Exercise brief -
The answer is a number and only a number: how many lines of the data include the string "status"?
━━━━━ Data shown
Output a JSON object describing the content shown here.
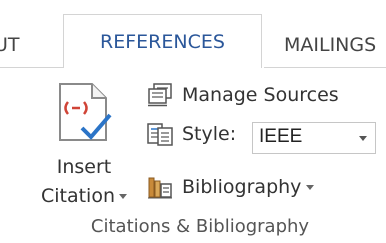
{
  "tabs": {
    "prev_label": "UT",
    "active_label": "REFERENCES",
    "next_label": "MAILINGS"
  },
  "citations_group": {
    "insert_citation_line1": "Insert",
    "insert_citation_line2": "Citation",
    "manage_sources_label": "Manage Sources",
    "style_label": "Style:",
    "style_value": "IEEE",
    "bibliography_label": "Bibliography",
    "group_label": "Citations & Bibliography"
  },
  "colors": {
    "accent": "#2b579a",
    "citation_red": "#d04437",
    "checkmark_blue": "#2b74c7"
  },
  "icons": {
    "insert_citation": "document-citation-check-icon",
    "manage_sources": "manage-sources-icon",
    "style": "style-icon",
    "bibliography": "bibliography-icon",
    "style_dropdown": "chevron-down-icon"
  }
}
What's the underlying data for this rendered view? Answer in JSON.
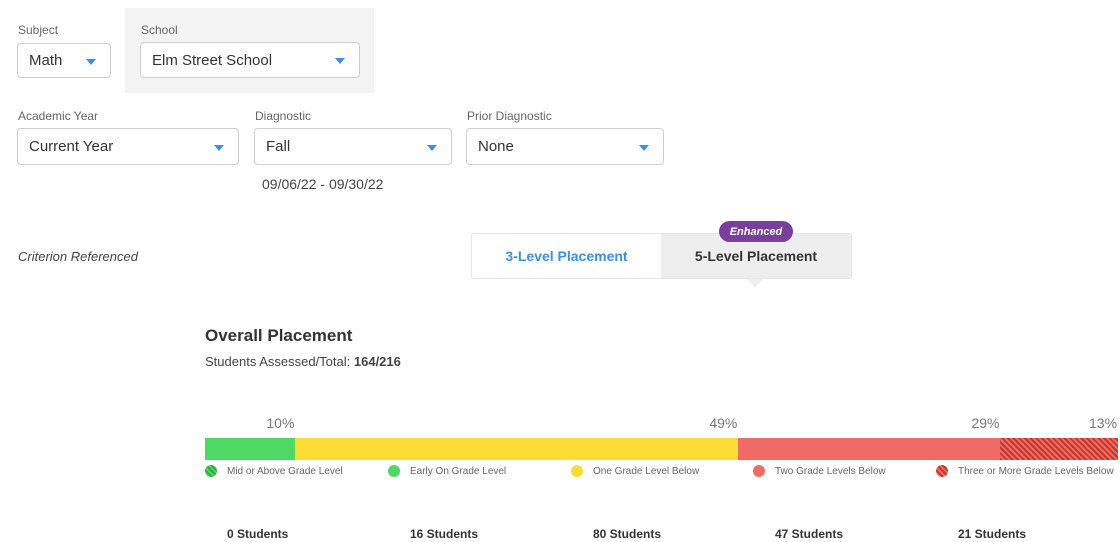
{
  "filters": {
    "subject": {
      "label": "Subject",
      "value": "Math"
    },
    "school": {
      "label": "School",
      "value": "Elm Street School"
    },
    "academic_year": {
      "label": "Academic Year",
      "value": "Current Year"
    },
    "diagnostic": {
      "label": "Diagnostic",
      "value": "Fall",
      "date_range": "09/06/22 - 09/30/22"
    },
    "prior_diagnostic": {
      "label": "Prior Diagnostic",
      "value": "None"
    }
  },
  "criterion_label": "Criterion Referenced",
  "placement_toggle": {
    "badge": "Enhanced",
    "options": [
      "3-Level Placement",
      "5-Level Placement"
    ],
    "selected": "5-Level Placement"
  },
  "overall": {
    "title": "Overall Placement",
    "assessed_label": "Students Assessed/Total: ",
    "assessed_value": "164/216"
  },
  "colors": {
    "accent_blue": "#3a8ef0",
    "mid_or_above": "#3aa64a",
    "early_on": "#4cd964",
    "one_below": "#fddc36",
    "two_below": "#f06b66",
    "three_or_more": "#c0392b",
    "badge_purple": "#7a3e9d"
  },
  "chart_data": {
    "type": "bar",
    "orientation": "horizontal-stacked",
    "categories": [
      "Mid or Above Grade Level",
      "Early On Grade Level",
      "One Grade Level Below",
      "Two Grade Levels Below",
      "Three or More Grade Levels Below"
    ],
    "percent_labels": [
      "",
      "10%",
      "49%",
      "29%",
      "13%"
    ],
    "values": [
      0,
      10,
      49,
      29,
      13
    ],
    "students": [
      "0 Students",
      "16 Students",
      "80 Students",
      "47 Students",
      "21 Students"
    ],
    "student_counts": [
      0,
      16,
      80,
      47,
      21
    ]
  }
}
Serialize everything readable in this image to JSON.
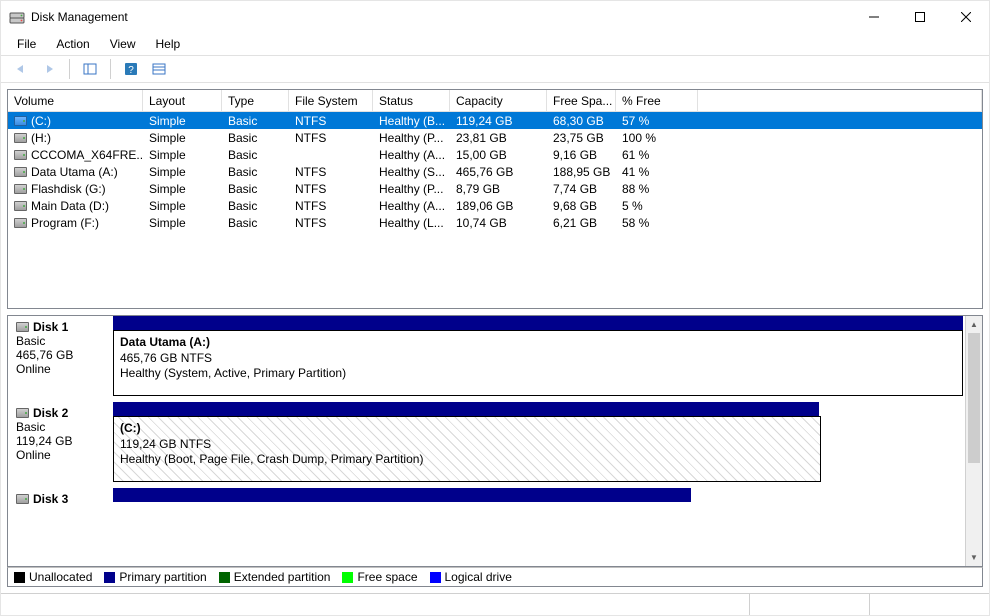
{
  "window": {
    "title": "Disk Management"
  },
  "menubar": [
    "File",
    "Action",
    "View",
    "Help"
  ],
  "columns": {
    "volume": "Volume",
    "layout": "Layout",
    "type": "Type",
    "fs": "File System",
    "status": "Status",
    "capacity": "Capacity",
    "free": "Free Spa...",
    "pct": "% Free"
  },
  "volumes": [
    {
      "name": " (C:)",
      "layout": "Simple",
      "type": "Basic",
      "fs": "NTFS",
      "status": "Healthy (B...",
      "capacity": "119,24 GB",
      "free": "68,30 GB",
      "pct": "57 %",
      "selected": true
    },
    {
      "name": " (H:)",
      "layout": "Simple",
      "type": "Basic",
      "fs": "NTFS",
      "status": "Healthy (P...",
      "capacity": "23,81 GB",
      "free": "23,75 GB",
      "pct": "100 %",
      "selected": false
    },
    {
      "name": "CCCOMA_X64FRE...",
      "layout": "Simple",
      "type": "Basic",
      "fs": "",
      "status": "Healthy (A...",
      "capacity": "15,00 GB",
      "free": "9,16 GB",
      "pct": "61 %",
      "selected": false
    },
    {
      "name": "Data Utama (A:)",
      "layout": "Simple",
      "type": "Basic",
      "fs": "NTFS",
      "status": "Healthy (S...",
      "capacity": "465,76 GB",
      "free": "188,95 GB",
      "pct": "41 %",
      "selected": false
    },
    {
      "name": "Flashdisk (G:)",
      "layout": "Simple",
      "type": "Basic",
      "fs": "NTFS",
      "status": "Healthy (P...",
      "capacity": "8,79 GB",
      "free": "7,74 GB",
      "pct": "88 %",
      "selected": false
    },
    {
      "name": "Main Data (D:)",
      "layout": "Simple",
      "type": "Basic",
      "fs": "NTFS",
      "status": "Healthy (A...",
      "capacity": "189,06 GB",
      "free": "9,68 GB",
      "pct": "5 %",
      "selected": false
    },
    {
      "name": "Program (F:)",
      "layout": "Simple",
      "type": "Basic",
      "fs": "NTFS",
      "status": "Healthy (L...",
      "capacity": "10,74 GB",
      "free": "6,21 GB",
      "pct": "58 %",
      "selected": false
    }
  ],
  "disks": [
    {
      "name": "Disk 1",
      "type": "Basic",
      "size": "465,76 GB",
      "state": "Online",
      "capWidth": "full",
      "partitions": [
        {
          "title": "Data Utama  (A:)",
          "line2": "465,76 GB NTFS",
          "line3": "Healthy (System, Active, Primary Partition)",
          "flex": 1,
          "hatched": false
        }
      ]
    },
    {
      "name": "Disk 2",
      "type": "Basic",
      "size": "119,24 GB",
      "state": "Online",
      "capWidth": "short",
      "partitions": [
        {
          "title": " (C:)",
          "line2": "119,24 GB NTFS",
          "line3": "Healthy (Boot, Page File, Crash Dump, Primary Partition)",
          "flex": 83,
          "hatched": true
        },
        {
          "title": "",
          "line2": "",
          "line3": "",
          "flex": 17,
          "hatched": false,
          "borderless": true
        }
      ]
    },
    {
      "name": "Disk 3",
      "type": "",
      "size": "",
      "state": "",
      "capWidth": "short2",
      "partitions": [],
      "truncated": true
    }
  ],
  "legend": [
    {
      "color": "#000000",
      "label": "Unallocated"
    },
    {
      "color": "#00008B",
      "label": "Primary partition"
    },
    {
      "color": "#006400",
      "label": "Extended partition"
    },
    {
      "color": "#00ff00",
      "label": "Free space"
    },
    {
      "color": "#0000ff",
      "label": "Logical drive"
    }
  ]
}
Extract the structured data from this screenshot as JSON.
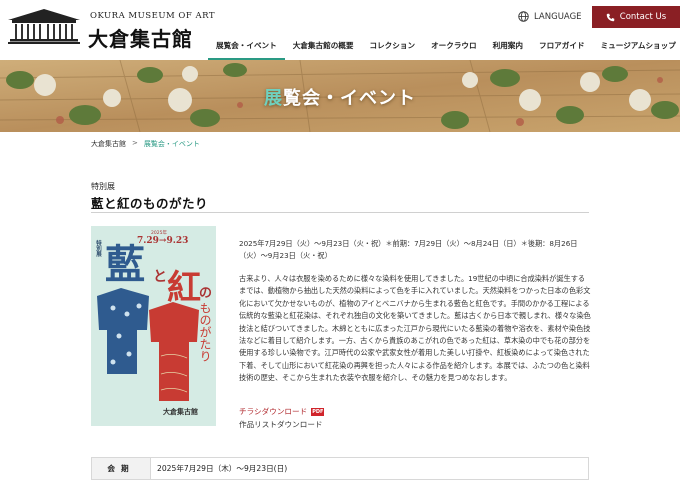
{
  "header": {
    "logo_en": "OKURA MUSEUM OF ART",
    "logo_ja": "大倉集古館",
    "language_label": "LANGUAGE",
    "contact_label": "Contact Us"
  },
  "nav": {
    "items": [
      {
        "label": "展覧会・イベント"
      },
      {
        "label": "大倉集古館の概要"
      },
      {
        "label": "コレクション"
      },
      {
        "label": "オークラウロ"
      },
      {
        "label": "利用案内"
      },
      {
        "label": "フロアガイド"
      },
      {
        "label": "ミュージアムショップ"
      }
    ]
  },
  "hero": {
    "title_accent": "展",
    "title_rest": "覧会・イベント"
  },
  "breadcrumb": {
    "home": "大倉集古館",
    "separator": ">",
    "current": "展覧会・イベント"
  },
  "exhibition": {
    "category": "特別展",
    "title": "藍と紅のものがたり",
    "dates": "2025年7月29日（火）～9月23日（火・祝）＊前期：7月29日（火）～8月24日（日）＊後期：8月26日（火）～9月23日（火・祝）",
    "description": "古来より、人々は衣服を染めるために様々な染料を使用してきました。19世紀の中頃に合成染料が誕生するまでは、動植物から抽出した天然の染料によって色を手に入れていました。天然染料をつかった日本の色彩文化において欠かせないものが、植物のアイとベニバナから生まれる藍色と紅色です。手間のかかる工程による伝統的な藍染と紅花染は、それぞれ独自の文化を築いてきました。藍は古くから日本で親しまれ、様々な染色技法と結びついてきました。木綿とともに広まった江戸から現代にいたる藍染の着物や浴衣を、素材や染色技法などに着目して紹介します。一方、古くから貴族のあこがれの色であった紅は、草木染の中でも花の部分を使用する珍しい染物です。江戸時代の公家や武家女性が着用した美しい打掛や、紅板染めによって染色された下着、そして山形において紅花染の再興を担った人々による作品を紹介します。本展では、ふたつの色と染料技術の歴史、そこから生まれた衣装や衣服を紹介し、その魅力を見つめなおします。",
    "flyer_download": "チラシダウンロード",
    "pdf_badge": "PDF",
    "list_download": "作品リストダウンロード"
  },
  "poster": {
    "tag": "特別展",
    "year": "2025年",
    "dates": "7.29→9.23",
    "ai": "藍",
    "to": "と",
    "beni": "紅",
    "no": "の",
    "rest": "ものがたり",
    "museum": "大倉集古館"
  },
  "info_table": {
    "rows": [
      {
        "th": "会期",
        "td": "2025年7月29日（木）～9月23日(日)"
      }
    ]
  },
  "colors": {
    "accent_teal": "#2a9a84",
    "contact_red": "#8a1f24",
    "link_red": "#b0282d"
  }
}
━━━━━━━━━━
Response to this task -
8